# GOAL OF THE EXERCISE
Every line in the records below with the string "SANITY" needs to be copied out.

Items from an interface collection
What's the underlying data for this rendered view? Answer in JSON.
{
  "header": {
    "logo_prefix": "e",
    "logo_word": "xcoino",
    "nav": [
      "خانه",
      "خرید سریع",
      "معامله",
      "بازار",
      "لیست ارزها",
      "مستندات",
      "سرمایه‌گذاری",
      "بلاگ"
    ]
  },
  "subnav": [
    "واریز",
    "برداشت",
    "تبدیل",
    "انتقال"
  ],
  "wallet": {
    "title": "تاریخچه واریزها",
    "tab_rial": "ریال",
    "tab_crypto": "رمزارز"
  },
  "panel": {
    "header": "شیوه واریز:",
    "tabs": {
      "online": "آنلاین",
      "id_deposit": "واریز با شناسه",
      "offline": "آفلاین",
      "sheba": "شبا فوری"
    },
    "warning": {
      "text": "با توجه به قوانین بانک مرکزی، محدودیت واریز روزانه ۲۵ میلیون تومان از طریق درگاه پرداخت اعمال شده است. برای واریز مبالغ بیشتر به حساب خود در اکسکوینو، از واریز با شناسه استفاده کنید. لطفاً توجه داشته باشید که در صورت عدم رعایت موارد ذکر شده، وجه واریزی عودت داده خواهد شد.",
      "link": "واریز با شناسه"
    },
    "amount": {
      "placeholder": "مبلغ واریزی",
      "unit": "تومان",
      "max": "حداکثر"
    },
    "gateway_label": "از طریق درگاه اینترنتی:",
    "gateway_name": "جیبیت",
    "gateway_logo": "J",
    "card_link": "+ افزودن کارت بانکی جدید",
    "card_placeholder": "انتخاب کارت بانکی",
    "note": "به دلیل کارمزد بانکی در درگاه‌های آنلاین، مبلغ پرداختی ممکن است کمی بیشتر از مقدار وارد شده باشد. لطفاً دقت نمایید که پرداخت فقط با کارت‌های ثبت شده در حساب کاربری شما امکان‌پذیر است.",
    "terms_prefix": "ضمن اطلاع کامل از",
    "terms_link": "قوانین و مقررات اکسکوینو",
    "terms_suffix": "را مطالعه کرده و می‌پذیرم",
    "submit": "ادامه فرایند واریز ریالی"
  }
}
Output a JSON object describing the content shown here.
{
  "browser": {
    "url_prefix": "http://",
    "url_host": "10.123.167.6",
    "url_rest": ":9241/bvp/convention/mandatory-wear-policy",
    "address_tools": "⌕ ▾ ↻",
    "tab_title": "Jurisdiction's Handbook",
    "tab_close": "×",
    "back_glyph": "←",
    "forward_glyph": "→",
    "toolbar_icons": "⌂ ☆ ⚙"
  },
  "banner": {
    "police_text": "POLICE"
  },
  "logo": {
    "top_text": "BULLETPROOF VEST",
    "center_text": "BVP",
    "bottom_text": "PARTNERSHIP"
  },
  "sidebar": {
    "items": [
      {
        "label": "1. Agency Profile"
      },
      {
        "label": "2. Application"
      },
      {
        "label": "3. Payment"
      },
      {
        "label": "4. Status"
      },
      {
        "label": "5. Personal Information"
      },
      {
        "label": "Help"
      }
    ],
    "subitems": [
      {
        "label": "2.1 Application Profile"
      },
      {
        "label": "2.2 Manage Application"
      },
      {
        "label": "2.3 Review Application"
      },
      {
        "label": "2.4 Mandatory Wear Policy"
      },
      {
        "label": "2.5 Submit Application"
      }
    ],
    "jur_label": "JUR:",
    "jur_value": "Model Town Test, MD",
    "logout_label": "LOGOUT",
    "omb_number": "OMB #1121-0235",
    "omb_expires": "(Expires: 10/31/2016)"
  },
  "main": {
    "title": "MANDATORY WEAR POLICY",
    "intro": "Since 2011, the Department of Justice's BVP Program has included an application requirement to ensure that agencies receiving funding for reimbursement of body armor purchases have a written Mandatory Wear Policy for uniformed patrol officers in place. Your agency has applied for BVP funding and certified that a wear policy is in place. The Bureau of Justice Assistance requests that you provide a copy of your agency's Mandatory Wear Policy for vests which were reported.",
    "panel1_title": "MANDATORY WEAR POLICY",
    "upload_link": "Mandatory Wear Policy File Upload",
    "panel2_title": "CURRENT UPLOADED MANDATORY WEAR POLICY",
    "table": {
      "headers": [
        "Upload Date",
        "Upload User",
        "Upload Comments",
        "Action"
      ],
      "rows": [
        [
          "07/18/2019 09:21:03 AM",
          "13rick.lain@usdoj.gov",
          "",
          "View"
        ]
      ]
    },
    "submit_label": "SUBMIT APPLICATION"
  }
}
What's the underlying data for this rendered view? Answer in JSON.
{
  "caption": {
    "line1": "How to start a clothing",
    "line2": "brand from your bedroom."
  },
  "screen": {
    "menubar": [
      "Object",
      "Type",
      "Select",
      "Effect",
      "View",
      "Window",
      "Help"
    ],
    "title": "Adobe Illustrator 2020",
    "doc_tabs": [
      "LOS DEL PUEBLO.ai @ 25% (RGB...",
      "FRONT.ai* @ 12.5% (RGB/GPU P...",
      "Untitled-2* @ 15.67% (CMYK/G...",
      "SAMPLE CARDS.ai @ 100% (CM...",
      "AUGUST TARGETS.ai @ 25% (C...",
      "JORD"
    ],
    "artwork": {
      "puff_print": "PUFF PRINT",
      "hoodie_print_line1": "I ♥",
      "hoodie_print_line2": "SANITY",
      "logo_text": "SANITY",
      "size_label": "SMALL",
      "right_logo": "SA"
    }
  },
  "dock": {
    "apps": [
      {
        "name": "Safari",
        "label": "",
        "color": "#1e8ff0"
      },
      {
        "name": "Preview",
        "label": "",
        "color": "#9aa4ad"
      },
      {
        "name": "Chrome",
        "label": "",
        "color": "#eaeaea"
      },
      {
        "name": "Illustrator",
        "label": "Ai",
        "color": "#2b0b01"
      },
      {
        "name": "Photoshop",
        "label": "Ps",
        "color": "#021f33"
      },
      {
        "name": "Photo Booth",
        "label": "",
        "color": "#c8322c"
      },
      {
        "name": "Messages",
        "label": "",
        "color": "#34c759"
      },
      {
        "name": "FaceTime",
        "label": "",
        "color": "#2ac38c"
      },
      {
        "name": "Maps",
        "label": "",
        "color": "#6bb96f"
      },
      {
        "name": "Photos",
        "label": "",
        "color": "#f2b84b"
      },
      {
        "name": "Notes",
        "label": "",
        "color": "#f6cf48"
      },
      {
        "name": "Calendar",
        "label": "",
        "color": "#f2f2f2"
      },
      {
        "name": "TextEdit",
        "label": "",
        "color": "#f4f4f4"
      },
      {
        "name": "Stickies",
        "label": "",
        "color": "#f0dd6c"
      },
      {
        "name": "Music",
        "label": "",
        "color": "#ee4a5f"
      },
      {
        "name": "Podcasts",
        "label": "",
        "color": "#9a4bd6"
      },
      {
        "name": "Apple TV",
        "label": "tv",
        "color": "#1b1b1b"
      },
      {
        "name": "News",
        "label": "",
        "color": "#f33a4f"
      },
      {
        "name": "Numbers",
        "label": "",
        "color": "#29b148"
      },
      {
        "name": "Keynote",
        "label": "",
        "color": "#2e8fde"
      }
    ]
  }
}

# SOLUTION TO THIS PROBLEM
      "hoodie_print_line2": "SANITY",
      "logo_text": "SANITY",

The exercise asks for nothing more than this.